Write out each line of the material exactly as given, and drop the images.

START Record set

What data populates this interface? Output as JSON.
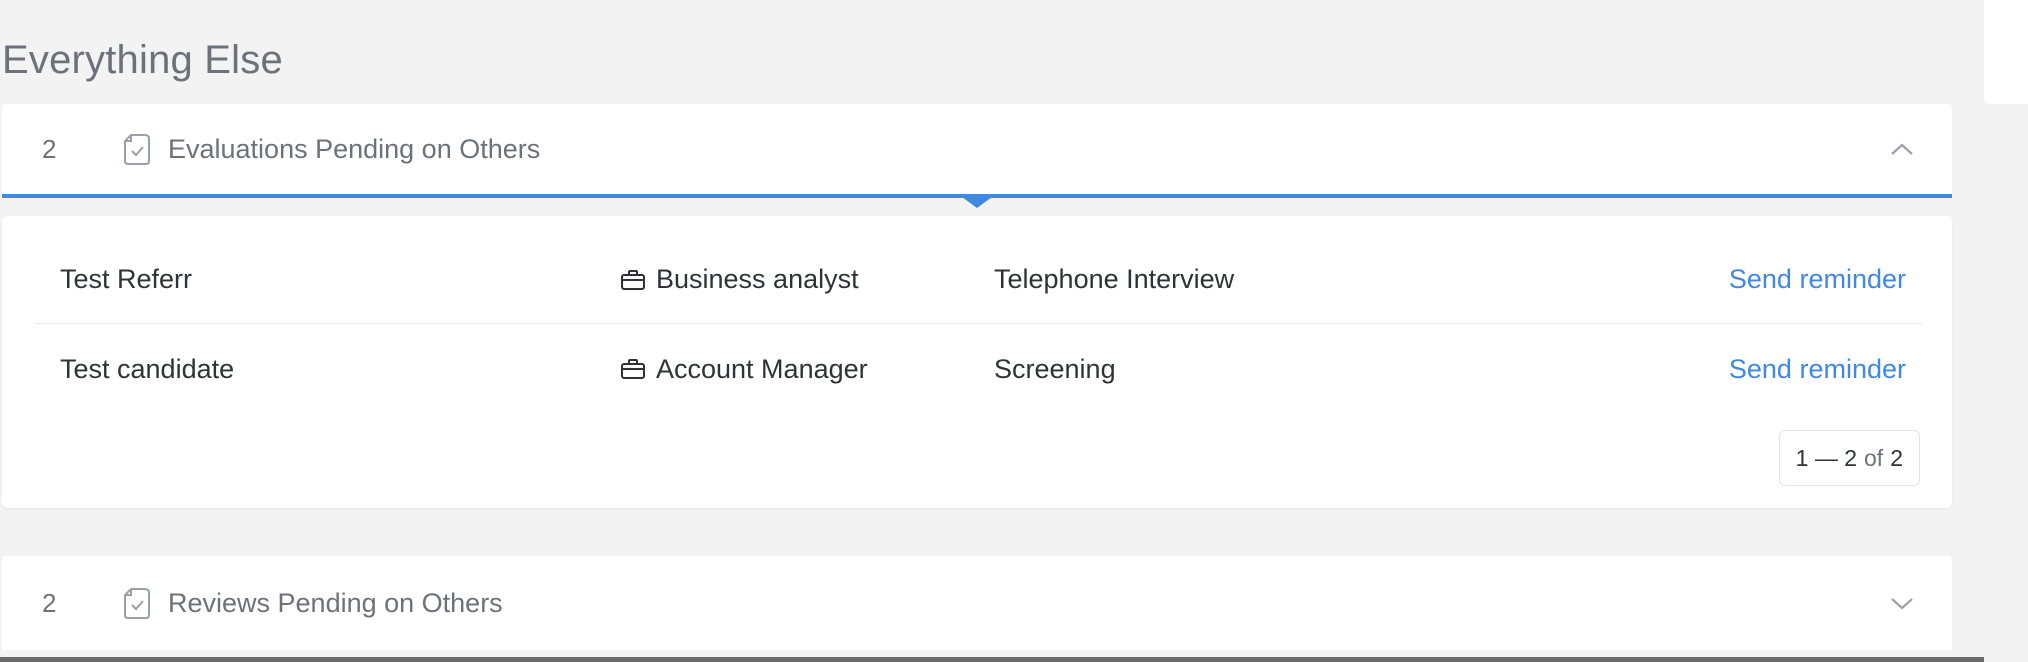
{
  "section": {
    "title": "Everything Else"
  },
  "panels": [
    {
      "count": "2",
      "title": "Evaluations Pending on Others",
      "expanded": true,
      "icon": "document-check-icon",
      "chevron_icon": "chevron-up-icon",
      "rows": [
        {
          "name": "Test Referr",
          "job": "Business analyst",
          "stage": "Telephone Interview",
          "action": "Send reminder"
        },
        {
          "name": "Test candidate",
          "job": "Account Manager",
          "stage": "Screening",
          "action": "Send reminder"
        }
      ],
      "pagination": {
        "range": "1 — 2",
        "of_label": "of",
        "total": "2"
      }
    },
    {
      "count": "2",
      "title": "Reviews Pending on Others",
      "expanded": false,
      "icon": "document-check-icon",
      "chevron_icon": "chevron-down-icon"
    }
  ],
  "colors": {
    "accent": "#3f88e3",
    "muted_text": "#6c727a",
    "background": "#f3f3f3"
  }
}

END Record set

Task answer
What data populates this interface? Output as JSON.
{
  "section": {
    "title": "Everything Else"
  },
  "panels": [
    {
      "count": "2",
      "title": "Evaluations Pending on Others",
      "expanded": true,
      "icon": "document-check-icon",
      "chevron_icon": "chevron-up-icon",
      "rows": [
        {
          "name": "Test Referr",
          "job": "Business analyst",
          "stage": "Telephone Interview",
          "action": "Send reminder"
        },
        {
          "name": "Test candidate",
          "job": "Account Manager",
          "stage": "Screening",
          "action": "Send reminder"
        }
      ],
      "pagination": {
        "range": "1 — 2",
        "of_label": "of",
        "total": "2"
      }
    },
    {
      "count": "2",
      "title": "Reviews Pending on Others",
      "expanded": false,
      "icon": "document-check-icon",
      "chevron_icon": "chevron-down-icon"
    }
  ],
  "colors": {
    "accent": "#3f88e3",
    "muted_text": "#6c727a",
    "background": "#f3f3f3"
  }
}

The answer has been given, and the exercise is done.